--- Records for this exercise ---

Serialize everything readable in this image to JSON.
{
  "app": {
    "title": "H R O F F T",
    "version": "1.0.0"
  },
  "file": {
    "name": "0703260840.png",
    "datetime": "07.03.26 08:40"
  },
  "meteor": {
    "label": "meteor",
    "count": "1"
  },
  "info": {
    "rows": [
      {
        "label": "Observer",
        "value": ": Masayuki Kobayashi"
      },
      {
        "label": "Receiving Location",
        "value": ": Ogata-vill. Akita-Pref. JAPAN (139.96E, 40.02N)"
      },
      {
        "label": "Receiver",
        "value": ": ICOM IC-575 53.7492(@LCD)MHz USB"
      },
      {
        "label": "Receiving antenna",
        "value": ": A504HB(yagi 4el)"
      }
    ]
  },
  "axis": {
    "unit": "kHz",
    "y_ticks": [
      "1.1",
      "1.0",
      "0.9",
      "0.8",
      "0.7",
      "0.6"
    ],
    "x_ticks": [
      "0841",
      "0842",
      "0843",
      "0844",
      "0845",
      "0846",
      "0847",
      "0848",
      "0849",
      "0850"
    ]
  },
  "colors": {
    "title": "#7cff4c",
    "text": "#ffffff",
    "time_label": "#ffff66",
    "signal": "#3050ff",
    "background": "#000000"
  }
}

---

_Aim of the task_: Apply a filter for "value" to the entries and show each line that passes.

_Reply_:
        "value": ": Masayuki Kobayashi"
        "value": ": Ogata-vill. Akita-Pref. JAPAN (139.96E, 40.02N)"
        "value": ": ICOM IC-575 53.7492(@LCD)MHz USB"
        "value": ": A504HB(yagi 4el)"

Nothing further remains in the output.